  • Limiting the type of asset you can contribute.

Other vehicles may be the better option for your specific situation. For example, setting up a foundation, a remainder trust, and charitable lead trusts may deliver bigger benefits tax-wise and can help you to have more control over your giving.

Here are some basics about the two main trusts:

  • Charitable lead trusts. Charitable lead trusts are trusts that are set up that specify a specific amount of value that will be donated to the charity each year. At some point, the annuity payments will revert to a person of your choosing or yourself if you are still alive.
  • Charitable remainder trust. A charitable remainder trust works the same way as a charitable lead trust, but at the end of the specified period, the trust’s beneficiary keeps whatever money is left in the trust.

The above is merely a snapshot of these two main trusts. A probate lawyer who also specializes in estate planning and administration can give you the details to help you make an informed decision. The other option for ensuring that your legacy continues is setting up a foundation.

The Benefits of Setting Up Your Own Foundation

Trusts and legacy charitable giving is a great way to funnel your money to the causes that you care about while enjoying some tax benefits, but for many people, those options do not give them enough control over their assets and how they are spent.

Setting up your own non-profit foundation as part of your estate planning and administration puts the control right back in your hands. Setting up a private foundation can come with many benefits. For example, it can reduce your overall tax liability while you are alive and can continue to reduce your family’s tax liability on your estate when you pass away.

Private foundations can deliver exceptional control over your charitable interests. If you set up the foundation while you are alive and start contributing now, you control how your legacy will continue. You can manage the foundation and set the rules and bylaws in place while you are alive to ensure that your legacy not only carries on when you are gone but that your family has a framework for how you want your giving managed.

Private foundations can be compared to starting a family run business. Each family member plays a role in that “business” that they can continue after your passing. Setting up a private foundation allows you to not only control the assets that are used, enjoy the generous tax benefits, but it also allows you to appoint the family members to the board that you know will carry on your legacy after you are gone.

Of course, there is a process to set up a foundation, but an experienced estate planning and administration attorney can help you manage all the steps that are necessary to get your foundation off the ground.

There are other benefits besides the tangible financial ones that come with starting your own private foundation:

  • You can get family and friends involved in your passions. A private foundation lends legitimacy to your personal cause passions. It also can offer friends and family members that contribute to it tax benefits as well.
  • Your foundation can make a difference in other people’s lives. No matter what your cause is, it can make a difference.
  • You can design your foundation as you see fit. If you find that some charities are just not directing funds the way you would, you can fill that gap and design your foundation any way you see fit.

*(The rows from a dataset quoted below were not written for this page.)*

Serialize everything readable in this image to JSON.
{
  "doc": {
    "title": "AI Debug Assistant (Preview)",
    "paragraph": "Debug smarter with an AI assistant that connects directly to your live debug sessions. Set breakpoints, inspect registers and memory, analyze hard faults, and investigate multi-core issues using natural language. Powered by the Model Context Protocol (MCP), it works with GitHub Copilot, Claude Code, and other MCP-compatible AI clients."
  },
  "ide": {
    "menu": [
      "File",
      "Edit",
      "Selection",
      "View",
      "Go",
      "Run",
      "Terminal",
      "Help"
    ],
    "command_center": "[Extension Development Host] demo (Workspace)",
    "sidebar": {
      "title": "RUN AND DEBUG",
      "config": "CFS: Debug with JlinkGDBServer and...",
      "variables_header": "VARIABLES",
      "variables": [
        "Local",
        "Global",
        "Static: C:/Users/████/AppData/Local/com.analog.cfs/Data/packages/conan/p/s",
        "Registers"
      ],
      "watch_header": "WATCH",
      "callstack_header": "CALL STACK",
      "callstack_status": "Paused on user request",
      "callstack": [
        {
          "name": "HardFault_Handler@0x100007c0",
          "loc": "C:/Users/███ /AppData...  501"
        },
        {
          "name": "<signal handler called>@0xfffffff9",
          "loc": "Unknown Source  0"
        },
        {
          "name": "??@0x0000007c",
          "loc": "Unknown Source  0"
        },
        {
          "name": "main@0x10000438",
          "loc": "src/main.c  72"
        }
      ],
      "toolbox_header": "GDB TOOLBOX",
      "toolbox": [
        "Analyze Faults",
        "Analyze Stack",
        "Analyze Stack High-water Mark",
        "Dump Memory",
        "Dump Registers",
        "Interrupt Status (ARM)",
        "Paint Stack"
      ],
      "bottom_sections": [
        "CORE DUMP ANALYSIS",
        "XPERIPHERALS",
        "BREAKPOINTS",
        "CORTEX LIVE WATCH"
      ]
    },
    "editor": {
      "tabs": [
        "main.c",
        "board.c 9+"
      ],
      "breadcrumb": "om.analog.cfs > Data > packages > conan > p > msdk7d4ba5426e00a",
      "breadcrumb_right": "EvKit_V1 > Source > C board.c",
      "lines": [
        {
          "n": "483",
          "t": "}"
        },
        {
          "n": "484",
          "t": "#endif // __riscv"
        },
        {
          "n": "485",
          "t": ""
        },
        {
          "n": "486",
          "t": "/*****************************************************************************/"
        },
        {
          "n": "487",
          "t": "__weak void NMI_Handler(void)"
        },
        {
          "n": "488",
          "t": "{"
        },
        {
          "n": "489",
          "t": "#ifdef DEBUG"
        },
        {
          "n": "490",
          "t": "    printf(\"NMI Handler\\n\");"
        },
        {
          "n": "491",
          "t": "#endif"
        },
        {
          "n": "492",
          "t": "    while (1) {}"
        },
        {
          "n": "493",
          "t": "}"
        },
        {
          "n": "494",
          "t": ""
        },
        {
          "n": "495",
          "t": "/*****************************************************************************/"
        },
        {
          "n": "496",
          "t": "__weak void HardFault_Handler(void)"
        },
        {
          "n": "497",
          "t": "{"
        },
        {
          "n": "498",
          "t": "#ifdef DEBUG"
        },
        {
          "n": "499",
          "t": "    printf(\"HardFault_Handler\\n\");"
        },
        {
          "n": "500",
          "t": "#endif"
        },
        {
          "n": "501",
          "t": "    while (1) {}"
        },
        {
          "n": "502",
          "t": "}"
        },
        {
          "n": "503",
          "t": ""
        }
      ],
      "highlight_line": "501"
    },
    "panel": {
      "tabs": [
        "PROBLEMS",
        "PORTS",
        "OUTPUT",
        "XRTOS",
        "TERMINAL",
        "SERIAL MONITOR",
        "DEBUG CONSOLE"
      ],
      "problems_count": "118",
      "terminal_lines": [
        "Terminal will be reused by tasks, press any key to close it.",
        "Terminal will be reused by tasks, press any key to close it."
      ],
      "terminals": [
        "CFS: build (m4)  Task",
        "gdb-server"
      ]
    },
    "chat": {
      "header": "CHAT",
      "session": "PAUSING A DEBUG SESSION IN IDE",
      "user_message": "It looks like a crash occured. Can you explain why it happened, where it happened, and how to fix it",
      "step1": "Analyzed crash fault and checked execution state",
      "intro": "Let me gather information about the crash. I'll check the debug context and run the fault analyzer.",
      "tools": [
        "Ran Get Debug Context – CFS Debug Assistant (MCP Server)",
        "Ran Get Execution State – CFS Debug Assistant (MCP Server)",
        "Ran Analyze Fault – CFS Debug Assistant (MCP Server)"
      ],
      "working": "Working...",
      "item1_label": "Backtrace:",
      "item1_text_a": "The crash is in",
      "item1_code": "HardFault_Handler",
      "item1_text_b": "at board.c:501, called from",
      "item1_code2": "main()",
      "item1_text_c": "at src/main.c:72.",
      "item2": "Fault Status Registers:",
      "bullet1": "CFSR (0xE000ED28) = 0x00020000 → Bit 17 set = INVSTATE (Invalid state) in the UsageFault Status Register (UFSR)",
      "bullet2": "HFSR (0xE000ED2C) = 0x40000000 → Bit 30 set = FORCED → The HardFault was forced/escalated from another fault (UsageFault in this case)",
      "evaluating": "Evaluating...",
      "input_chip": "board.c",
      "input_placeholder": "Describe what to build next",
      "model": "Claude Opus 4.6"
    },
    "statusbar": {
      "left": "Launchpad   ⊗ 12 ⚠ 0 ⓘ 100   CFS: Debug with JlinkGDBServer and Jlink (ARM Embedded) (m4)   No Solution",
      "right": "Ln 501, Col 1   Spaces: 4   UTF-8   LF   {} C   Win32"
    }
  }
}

Each vehicle comes with its own benefits. The best part of early estate planning and administration is that you get to choose the vehicle that works for you and your family. Learning more about how you can continue your legacy after you are gone is one of the best ways to ensure that your legacy does continue as you want it to.

There are many ways to ensure that your legacy continues and your money is spent the way you think it should be spent after you are gone through estate planning and administration. Taking charge of your financial future, getting the tax benefits you need, and making a difference all start with well thought out estate planning and administration.

You do not want to put off making sure your financial future is planned for. Make an appointment today to speak with an attorney about your estate planning options that will ensure you can meet your goals.